ABOUT THIS EXERCISE
Copy out each line in the material below that has the word "photo".

STUDY MATERIAL
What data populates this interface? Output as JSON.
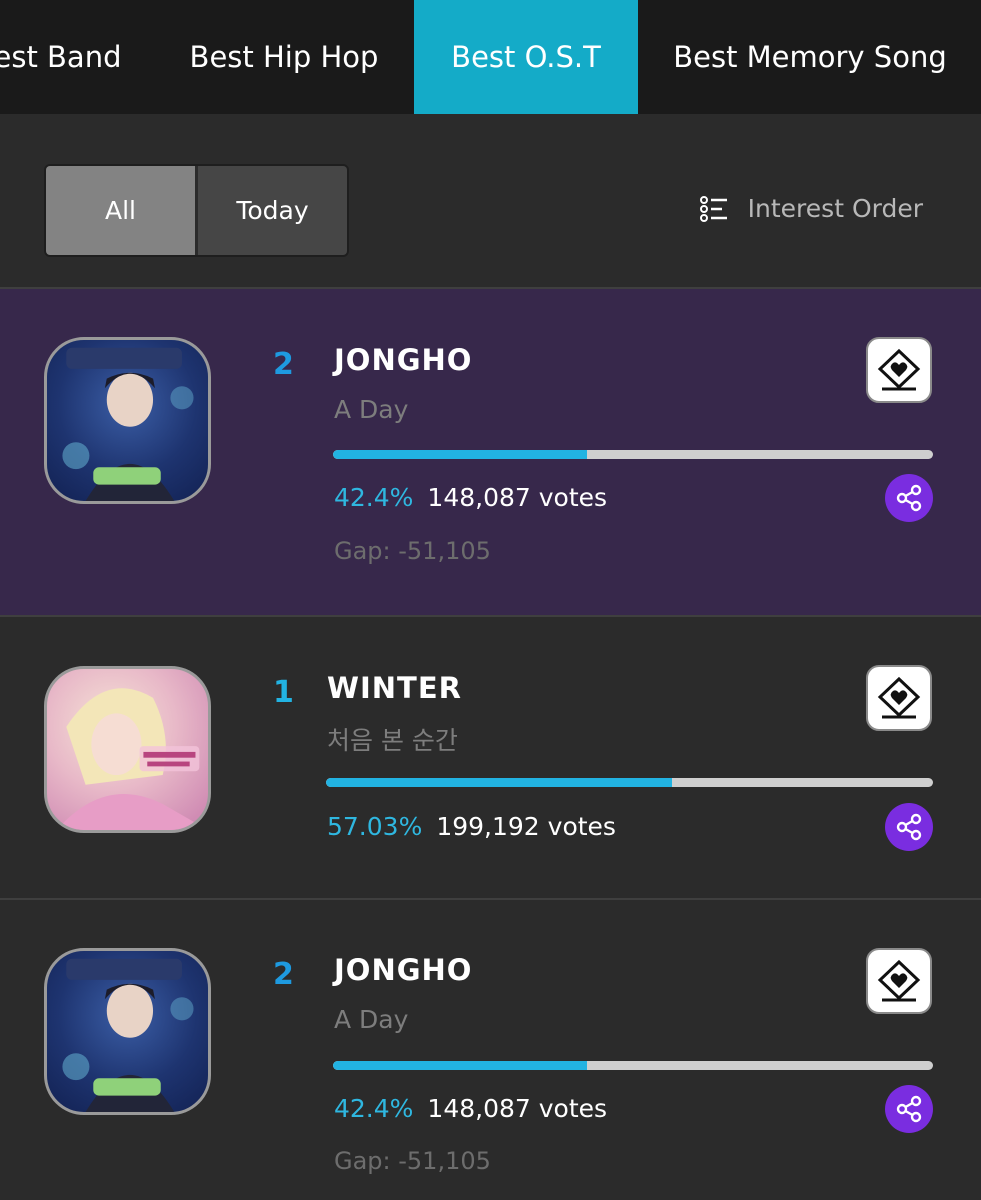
{
  "tabs": [
    {
      "label": "est Band",
      "active": false
    },
    {
      "label": "Best Hip Hop",
      "active": false
    },
    {
      "label": "Best O.S.T",
      "active": true
    },
    {
      "label": "Best Memory Song",
      "active": false
    }
  ],
  "filter": {
    "all_label": "All",
    "today_label": "Today",
    "order_label": "Interest Order"
  },
  "entries": [
    {
      "rank": "2",
      "artist": "JONGHO",
      "song": "A Day",
      "progress": 0.424,
      "percent": "42.4%",
      "votes": "148,087 votes",
      "gap": "Gap: -51,105",
      "highlighted": true,
      "thumb_icon": "album-art-a-day-icon"
    },
    {
      "rank": "1",
      "artist": "WINTER",
      "song": "처음 본 순간",
      "progress": 0.5703,
      "percent": "57.03%",
      "votes": "199,192 votes",
      "gap": "",
      "highlighted": false,
      "thumb_icon": "album-art-winter-icon"
    },
    {
      "rank": "2",
      "artist": "JONGHO",
      "song": "A Day",
      "progress": 0.424,
      "percent": "42.4%",
      "votes": "148,087 votes",
      "gap": "Gap: -51,105",
      "highlighted": false,
      "thumb_icon": "album-art-a-day-icon"
    }
  ],
  "colors": {
    "accent": "#14abc8",
    "progress_fill": "#22b3e2",
    "highlight_row": "#37284b",
    "share_button": "#7a2de0",
    "rank": "#1e9ae0"
  }
}
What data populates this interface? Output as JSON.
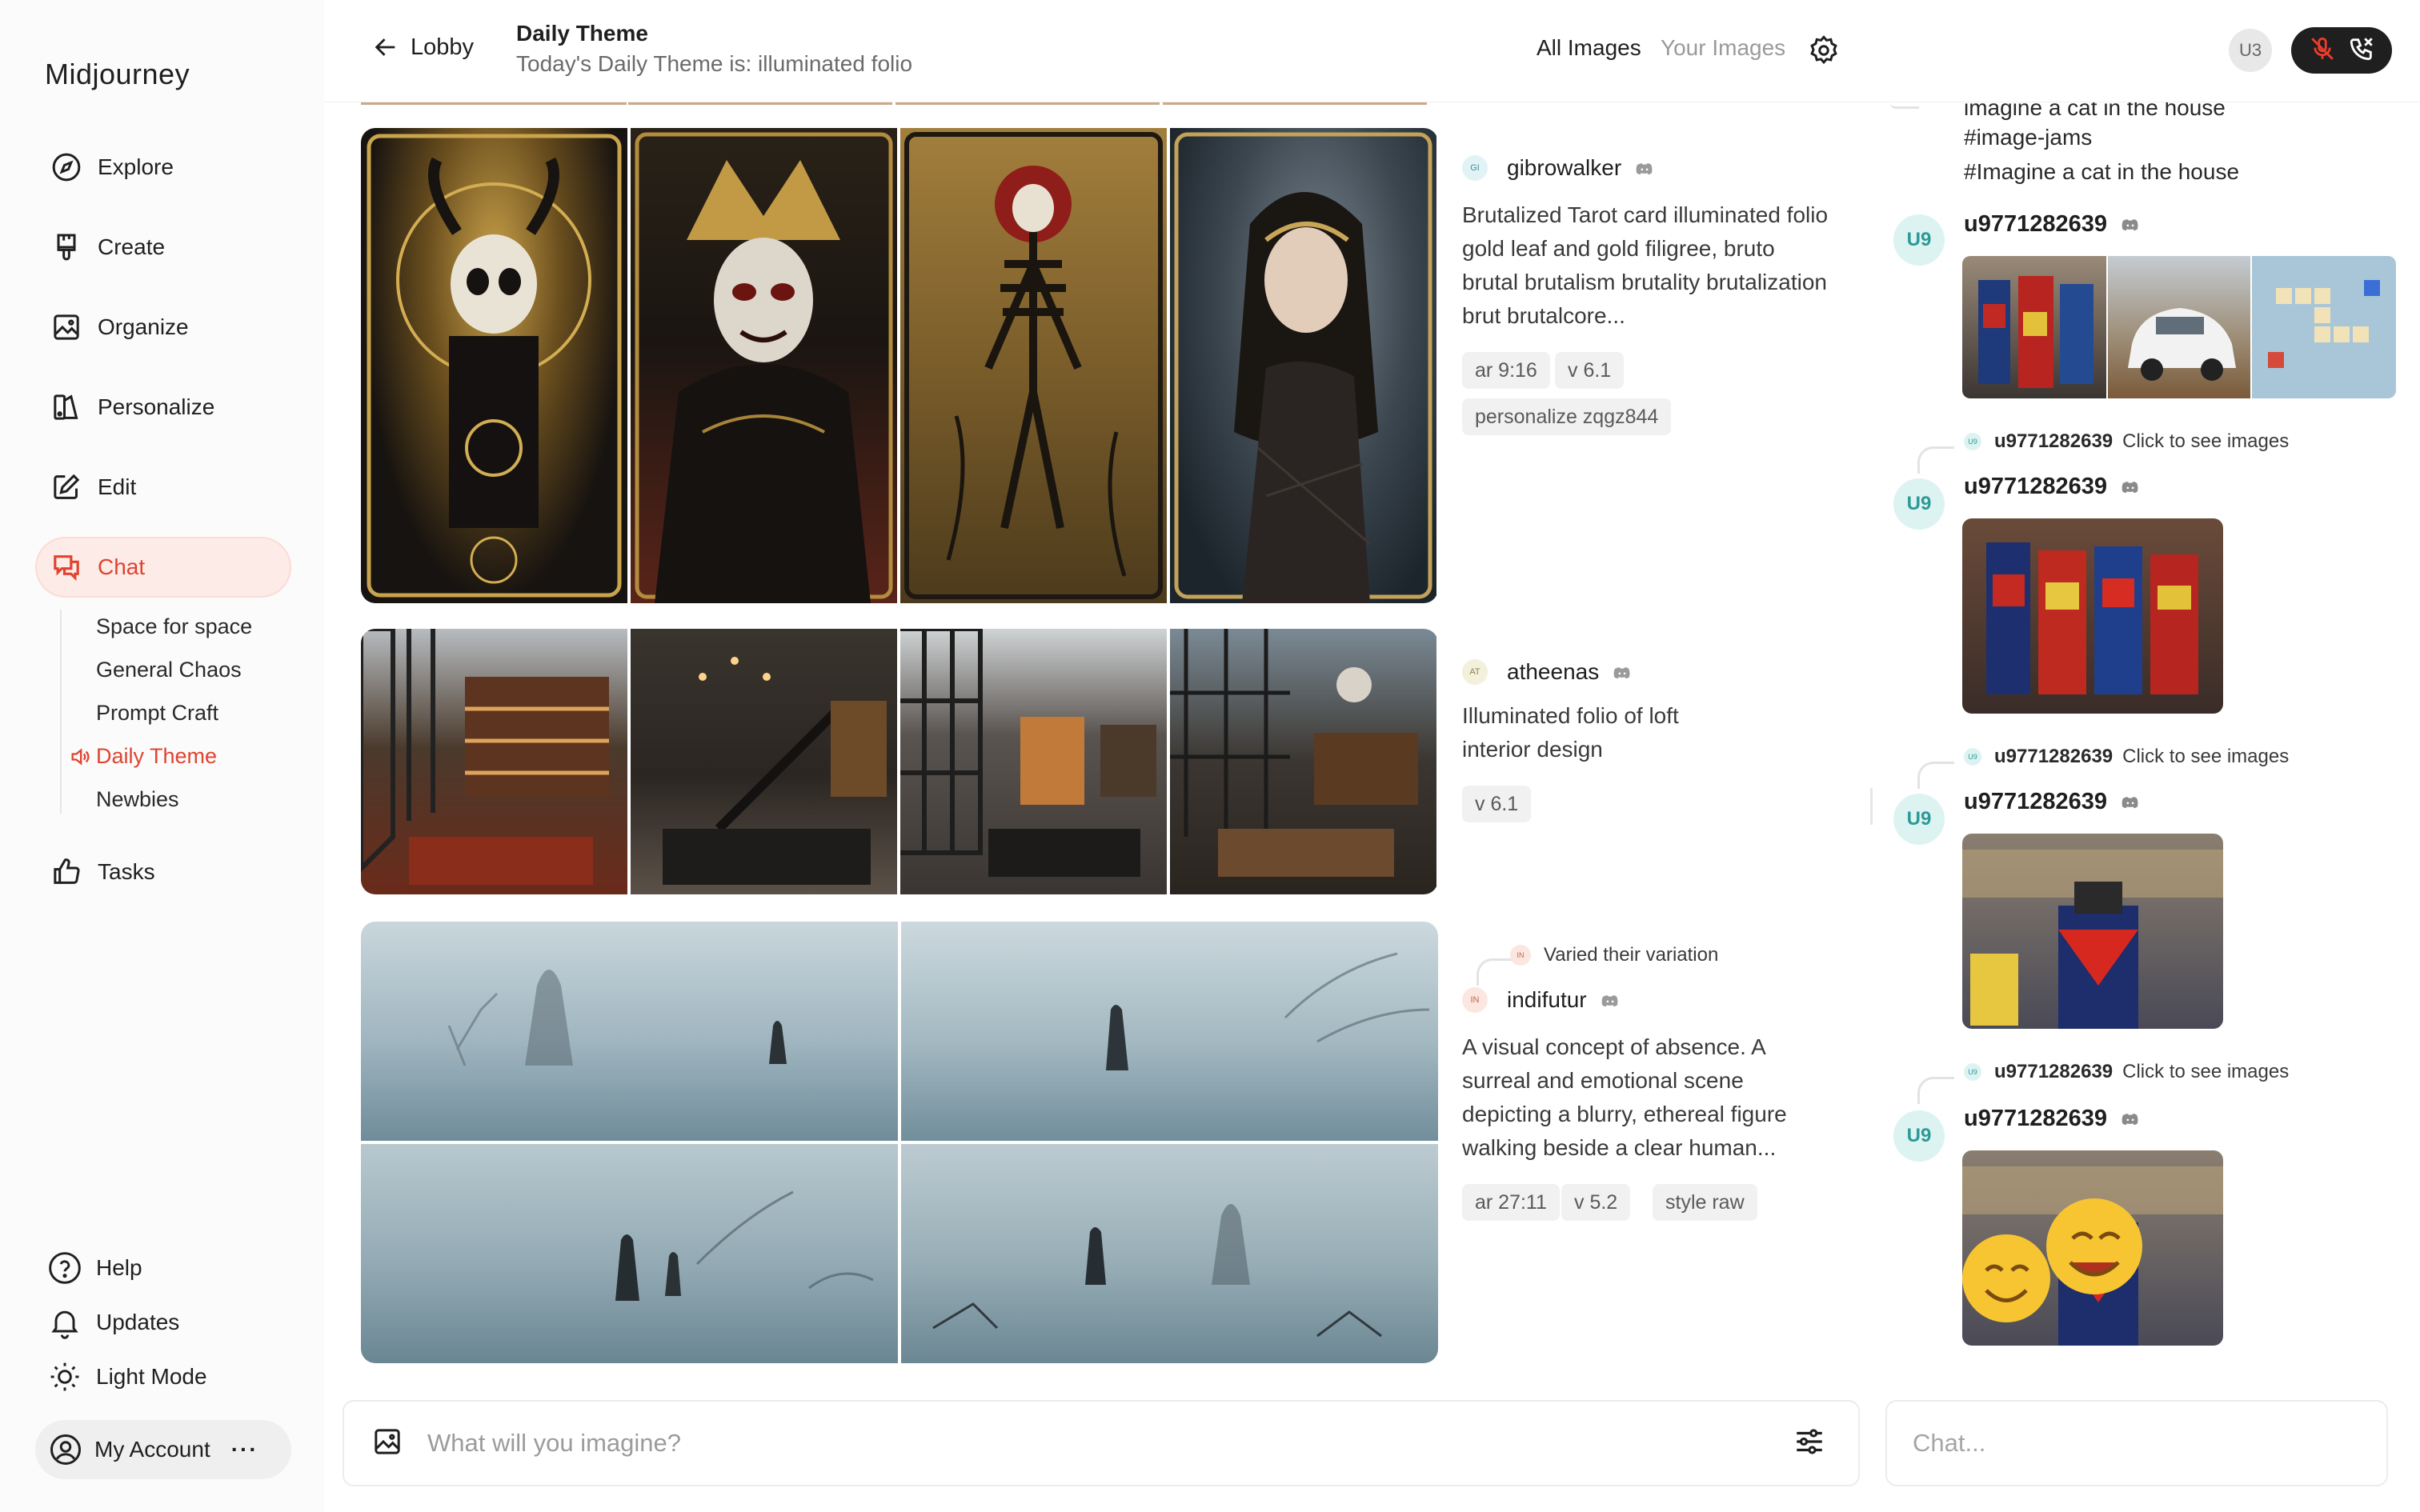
{
  "app": {
    "brand": "Midjourney"
  },
  "sidebar": {
    "nav": [
      {
        "label": "Explore",
        "icon": "compass-icon"
      },
      {
        "label": "Create",
        "icon": "brush-icon"
      },
      {
        "label": "Organize",
        "icon": "image-icon"
      },
      {
        "label": "Personalize",
        "icon": "personalize-icon"
      },
      {
        "label": "Edit",
        "icon": "edit-icon"
      },
      {
        "label": "Chat",
        "icon": "chat-icon",
        "active": true
      }
    ],
    "chat_rooms": [
      "Space for space",
      "General Chaos",
      "Prompt Craft",
      "Daily Theme",
      "Newbies"
    ],
    "active_room": "Daily Theme",
    "tasks": "Tasks",
    "footer": {
      "help": "Help",
      "updates": "Updates",
      "light_mode": "Light Mode",
      "account": "My Account",
      "more": "···"
    }
  },
  "header": {
    "back_label": "Lobby",
    "title": "Daily Theme",
    "subtitle": "Today's Daily Theme is: illuminated folio",
    "tab_all": "All Images",
    "tab_yours": "Your Images",
    "user_initials": "U3"
  },
  "feed": {
    "posts": [
      {
        "avatar": "GI",
        "avatar_color": "#e2f3f6",
        "username": "gibrowalker",
        "prompt": "Brutalized Tarot card illuminated folio gold leaf and gold filigree, bruto brutal brutalism brutality brutalization brut brutalcore...",
        "chips": [
          "ar 9:16",
          "v 6.1",
          "personalize zqgz844"
        ],
        "image_names": [
          "tarot-skull-card",
          "tarot-masked-face-card",
          "tarot-skeleton-card",
          "tarot-woman-card"
        ]
      },
      {
        "avatar": "AT",
        "avatar_color": "#f3f0dc",
        "username": "atheenas",
        "prompt": "Illuminated folio of loft interior design",
        "chips": [
          "v 6.1"
        ],
        "image_names": [
          "loft-library-room",
          "loft-staircase-bedroom",
          "loft-brick-living-room",
          "loft-windows-lounge"
        ]
      },
      {
        "avatar": "IN",
        "avatar_color": "#fbe7df",
        "username": "indifutur",
        "varied_label": "Varied their variation",
        "prompt": "A visual concept of absence. A surreal and emotional scene depicting a blurry, ethereal figure walking beside a clear human...",
        "chips": [
          "ar 27:11",
          "v 5.2",
          "style raw"
        ],
        "image_names": [
          "foggy-ghost-figures",
          "foggy-lone-figure",
          "foggy-two-figures",
          "foggy-figure-and-ghost"
        ]
      }
    ]
  },
  "chat": {
    "top_lines": [
      "imagine a cat in the house",
      "#image-jams",
      "#Imagine a cat in the house"
    ],
    "user_initials": "U9",
    "username": "u9771282639",
    "reply_text": "Click to see images",
    "message_images": [
      [
        "robot-toys-photo",
        "white-car-photo",
        "scrabble-board-photo"
      ],
      [
        "robot-figures-photo"
      ],
      [
        "toy-shop-robot-photo"
      ],
      [
        "emoji-robot-photo"
      ]
    ]
  },
  "composer": {
    "imagine_placeholder": "What will you imagine?",
    "chat_placeholder": "Chat..."
  },
  "colors": {
    "accent": "#e0432f",
    "accent_bg": "#fdebe8",
    "teal": "#2b9a97"
  }
}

ANSWER BOX
        "robot-toys-photo",
        "white-car-photo",
        "scrabble-board-photo"
        "robot-figures-photo"
        "toy-shop-robot-photo"
        "emoji-robot-photo"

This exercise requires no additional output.